##### Data in this exercise #####

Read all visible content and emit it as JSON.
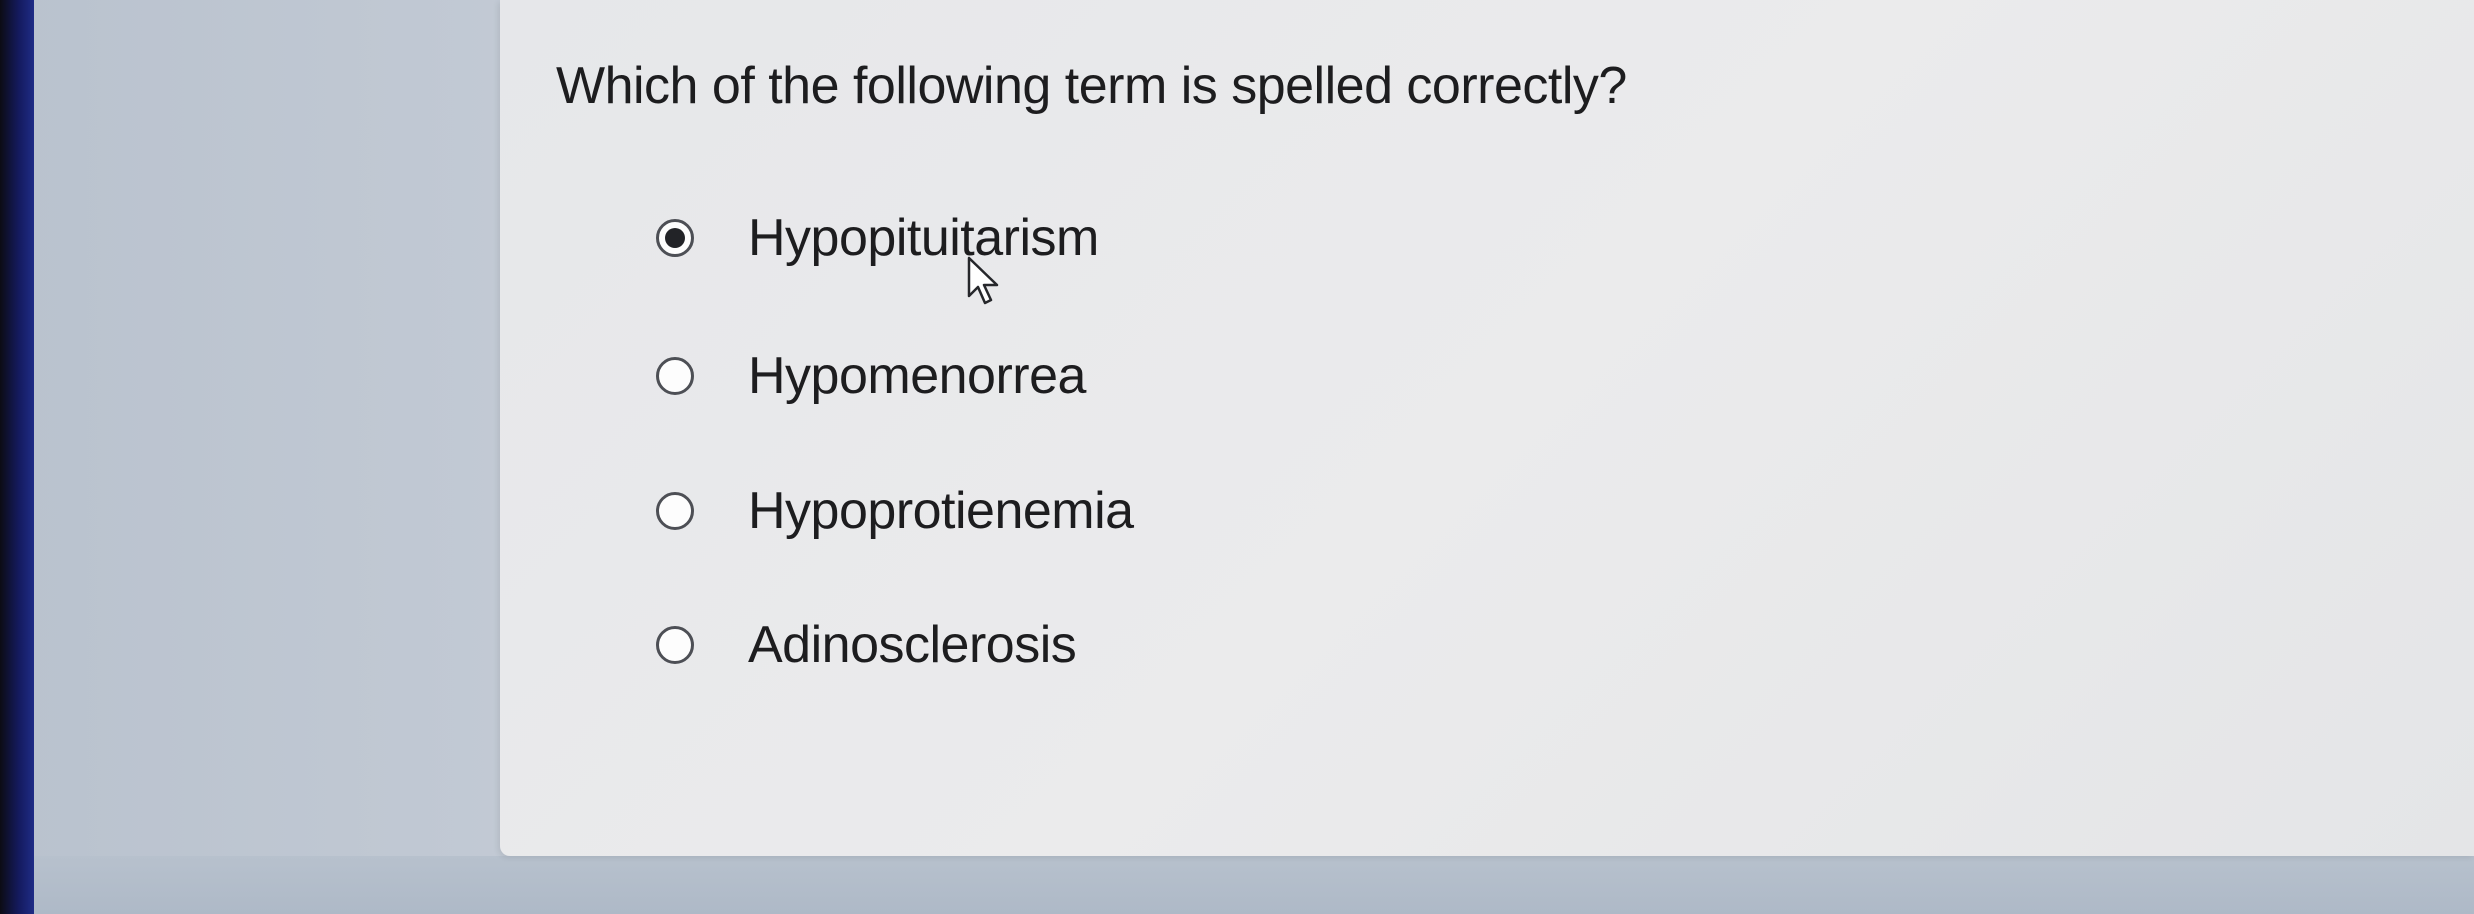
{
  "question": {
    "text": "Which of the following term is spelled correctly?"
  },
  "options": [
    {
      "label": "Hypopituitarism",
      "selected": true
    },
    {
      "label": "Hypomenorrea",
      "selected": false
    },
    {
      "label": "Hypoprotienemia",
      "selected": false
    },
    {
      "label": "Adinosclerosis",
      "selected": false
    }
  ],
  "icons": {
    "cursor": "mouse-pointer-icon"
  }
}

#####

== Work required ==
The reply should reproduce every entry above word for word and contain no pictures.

== Exercise response ==
Read all visible content and emit it as JSON.
{
  "question": {
    "text": "Which of the following term is spelled correctly?"
  },
  "options": [
    {
      "label": "Hypopituitarism",
      "selected": true
    },
    {
      "label": "Hypomenorrea",
      "selected": false
    },
    {
      "label": "Hypoprotienemia",
      "selected": false
    },
    {
      "label": "Adinosclerosis",
      "selected": false
    }
  ],
  "icons": {
    "cursor": "mouse-pointer-icon"
  }
}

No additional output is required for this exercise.